Exercise aim. Scan the lines below for the word "Operator". Copy each line you find it in.

┏━━

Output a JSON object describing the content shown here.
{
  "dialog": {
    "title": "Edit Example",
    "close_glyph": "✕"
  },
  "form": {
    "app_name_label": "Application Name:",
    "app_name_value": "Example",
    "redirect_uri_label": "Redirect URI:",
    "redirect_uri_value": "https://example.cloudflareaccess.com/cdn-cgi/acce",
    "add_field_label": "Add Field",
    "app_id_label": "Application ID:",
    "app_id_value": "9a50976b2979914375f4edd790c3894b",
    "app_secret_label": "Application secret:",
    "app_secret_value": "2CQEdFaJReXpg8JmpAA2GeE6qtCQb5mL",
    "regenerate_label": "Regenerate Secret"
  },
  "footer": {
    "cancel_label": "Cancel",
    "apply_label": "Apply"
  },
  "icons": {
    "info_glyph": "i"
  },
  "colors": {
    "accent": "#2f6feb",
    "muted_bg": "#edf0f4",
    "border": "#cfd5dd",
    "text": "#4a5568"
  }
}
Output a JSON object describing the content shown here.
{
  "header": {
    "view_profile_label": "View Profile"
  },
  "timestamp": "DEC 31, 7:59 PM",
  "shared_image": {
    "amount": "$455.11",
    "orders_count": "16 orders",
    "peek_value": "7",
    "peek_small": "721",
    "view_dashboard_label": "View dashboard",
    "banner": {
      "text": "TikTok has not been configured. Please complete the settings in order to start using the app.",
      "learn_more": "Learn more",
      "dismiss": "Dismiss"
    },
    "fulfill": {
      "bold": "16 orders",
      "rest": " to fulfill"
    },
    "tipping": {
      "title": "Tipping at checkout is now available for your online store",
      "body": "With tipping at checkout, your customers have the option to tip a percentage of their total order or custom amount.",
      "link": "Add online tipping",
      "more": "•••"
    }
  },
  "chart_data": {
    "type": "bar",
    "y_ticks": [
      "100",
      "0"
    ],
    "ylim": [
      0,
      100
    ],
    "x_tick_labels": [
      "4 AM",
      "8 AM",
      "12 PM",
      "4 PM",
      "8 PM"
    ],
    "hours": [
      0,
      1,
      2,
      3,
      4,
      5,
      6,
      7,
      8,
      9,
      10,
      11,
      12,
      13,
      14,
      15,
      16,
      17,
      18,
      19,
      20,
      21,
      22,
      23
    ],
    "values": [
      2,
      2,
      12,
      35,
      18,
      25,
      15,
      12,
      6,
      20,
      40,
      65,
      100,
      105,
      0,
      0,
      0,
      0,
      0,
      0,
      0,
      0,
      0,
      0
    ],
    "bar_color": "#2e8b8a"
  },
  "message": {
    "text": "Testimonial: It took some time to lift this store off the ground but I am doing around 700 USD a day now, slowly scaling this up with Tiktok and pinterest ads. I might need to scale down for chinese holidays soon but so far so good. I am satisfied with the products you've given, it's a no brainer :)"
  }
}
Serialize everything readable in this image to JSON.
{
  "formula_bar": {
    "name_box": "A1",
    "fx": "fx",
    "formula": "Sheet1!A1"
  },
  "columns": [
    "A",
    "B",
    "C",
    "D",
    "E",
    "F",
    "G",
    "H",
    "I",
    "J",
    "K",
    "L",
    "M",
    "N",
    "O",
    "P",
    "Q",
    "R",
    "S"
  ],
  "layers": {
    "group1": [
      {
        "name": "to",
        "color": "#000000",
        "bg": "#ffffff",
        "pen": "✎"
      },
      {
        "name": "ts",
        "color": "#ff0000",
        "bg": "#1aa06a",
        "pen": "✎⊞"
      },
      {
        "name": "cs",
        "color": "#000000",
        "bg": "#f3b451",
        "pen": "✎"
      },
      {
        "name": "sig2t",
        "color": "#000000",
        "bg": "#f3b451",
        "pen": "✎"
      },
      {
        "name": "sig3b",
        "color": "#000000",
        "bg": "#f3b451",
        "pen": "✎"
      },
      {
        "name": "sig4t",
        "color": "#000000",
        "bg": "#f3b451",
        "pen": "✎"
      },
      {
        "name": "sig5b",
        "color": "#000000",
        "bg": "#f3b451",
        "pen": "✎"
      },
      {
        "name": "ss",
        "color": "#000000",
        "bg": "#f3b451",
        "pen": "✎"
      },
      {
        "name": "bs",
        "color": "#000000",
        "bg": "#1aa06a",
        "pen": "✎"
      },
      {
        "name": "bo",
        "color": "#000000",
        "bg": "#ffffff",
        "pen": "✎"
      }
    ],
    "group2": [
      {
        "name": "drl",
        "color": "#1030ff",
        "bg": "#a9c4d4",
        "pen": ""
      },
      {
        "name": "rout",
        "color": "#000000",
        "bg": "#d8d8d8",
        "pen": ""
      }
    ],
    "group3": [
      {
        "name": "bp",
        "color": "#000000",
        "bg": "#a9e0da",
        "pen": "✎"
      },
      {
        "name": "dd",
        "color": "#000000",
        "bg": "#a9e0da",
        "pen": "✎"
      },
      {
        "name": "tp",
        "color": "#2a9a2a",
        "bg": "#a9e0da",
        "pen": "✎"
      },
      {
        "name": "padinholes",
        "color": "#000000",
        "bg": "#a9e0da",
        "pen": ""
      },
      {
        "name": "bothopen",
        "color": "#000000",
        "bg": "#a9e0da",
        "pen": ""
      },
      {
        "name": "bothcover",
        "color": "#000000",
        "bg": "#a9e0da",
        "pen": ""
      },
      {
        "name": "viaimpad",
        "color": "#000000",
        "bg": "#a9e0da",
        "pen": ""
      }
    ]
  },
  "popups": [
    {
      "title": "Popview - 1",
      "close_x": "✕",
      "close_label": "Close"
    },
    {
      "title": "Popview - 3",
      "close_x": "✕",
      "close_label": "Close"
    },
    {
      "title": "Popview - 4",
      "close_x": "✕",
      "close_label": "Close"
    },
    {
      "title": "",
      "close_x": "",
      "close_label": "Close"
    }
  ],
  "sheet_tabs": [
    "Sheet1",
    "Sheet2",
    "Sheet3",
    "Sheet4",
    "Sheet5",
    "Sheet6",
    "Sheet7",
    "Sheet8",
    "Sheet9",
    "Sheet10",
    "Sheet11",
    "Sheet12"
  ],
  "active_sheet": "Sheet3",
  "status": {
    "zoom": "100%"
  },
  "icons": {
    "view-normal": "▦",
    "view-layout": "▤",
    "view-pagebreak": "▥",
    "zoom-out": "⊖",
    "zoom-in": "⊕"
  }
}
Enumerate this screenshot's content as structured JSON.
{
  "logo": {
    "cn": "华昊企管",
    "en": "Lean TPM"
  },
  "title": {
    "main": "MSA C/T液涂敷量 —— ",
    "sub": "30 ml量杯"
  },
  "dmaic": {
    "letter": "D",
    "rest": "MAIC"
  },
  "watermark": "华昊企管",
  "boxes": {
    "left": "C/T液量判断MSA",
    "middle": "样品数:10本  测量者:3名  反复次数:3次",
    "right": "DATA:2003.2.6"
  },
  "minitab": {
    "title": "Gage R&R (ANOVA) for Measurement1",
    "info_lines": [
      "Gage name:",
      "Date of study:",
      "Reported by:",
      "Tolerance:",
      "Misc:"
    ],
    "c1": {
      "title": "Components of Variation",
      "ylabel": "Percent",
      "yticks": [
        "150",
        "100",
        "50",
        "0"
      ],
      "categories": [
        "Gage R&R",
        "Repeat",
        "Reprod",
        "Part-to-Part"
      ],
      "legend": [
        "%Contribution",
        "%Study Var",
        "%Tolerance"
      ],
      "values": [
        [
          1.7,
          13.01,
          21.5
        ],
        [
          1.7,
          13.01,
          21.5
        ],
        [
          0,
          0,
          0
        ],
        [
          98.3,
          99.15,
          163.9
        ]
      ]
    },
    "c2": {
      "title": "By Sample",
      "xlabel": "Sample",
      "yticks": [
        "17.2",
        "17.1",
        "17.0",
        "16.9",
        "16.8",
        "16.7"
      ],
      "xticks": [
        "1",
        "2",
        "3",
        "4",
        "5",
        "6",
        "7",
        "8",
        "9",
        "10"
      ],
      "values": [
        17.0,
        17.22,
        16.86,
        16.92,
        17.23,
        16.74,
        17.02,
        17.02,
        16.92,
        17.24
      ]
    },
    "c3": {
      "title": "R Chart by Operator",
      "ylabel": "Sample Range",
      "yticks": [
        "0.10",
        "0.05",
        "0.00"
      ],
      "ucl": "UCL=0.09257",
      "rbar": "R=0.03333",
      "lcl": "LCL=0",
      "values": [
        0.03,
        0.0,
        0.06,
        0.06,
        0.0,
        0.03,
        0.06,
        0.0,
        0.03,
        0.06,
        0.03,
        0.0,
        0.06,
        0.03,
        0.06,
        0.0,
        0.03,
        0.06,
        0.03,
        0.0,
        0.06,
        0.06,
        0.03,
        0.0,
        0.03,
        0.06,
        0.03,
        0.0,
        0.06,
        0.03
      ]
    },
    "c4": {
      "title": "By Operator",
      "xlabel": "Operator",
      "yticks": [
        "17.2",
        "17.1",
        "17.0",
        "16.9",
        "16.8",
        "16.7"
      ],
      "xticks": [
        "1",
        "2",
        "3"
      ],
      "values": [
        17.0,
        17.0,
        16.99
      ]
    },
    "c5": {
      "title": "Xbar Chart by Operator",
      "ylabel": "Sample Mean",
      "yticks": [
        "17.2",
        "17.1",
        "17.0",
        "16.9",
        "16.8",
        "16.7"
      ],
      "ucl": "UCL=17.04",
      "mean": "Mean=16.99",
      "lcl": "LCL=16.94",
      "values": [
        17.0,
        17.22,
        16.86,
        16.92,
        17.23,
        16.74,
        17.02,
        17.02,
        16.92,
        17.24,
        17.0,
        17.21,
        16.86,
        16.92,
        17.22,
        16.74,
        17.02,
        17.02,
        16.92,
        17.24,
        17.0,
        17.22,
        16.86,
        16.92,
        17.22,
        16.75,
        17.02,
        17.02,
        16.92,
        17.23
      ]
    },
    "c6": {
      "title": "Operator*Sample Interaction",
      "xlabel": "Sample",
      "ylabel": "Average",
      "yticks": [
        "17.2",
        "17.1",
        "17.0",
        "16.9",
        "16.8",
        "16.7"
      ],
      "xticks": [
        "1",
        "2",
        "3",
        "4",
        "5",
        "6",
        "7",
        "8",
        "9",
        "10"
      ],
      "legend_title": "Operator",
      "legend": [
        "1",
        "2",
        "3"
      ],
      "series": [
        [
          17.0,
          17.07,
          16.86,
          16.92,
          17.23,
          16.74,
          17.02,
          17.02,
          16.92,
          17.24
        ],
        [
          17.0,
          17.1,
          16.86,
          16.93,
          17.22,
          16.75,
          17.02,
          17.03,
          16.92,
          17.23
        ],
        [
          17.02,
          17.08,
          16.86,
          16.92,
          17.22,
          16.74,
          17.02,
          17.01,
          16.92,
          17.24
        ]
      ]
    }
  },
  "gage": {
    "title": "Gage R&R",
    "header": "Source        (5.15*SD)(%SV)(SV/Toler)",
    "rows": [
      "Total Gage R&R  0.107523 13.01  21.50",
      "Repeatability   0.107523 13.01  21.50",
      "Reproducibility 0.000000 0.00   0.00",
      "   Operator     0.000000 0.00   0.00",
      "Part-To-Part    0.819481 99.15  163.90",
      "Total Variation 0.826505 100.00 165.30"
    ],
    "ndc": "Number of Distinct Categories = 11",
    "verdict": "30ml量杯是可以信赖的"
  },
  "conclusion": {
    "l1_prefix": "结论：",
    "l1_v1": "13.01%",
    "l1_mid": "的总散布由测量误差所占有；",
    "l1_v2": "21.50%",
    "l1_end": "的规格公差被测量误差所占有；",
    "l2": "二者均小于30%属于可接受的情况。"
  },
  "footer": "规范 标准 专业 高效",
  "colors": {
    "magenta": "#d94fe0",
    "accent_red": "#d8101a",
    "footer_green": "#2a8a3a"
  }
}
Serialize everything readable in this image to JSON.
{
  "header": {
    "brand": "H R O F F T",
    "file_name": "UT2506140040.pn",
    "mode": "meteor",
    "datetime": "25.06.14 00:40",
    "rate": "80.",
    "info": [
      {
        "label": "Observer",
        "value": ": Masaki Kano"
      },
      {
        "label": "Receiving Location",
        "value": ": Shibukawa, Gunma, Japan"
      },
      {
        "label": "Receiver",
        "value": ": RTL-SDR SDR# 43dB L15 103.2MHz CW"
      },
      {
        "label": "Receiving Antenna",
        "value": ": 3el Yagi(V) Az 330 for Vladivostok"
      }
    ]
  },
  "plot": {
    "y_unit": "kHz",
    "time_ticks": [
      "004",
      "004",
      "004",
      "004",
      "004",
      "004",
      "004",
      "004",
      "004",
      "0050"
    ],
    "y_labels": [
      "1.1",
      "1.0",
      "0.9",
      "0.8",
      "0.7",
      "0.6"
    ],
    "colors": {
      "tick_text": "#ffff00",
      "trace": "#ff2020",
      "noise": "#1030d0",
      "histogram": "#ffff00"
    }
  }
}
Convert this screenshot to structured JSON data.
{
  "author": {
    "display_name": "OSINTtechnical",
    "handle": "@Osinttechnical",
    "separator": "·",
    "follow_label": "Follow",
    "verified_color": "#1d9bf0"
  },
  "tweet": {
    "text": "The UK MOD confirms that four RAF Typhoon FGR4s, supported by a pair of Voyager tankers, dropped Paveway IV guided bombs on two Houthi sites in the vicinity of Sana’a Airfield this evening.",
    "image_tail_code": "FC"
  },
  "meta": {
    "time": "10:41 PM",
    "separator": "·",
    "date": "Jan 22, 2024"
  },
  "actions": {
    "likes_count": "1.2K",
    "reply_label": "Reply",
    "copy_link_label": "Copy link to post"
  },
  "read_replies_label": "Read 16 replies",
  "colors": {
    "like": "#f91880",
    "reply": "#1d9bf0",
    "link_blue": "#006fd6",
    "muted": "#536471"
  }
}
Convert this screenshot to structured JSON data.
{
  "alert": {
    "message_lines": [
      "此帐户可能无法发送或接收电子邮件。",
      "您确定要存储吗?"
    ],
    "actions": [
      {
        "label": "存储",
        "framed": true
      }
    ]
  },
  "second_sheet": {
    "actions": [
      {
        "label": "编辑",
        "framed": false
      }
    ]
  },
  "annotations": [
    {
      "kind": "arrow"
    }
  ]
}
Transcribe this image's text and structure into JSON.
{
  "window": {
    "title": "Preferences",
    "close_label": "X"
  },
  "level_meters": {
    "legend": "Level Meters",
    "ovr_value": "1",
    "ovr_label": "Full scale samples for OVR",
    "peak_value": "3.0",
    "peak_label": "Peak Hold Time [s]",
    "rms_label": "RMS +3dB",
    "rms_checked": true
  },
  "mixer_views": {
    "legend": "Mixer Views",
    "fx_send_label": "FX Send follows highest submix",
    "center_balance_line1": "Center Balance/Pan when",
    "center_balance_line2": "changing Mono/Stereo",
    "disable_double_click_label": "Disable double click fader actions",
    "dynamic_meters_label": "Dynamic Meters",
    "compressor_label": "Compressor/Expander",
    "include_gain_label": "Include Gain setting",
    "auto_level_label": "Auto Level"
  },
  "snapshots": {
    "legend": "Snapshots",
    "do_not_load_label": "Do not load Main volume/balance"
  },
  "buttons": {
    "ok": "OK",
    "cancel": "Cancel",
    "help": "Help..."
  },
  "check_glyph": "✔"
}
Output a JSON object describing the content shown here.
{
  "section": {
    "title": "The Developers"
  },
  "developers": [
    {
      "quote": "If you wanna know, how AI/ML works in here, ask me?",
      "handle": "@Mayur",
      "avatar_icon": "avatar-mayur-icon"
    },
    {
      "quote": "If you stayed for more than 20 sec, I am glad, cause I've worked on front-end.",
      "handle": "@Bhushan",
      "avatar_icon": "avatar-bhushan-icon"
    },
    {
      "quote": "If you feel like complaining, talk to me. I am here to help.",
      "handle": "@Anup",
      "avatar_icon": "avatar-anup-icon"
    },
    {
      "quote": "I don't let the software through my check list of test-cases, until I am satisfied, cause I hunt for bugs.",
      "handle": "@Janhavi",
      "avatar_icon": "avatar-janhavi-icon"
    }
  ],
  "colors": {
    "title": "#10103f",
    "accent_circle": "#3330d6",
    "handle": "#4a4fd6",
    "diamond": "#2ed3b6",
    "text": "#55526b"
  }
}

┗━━

Completed task.
      "title": "R Chart by Operator",
      "title": "By Operator",
      "xlabel": "Operator",
      "title": "Xbar Chart by Operator",
      "title": "Operator*Sample Interaction",
      "legend_title": "Operator",
      "   Operator     0.000000 0.00   0.00",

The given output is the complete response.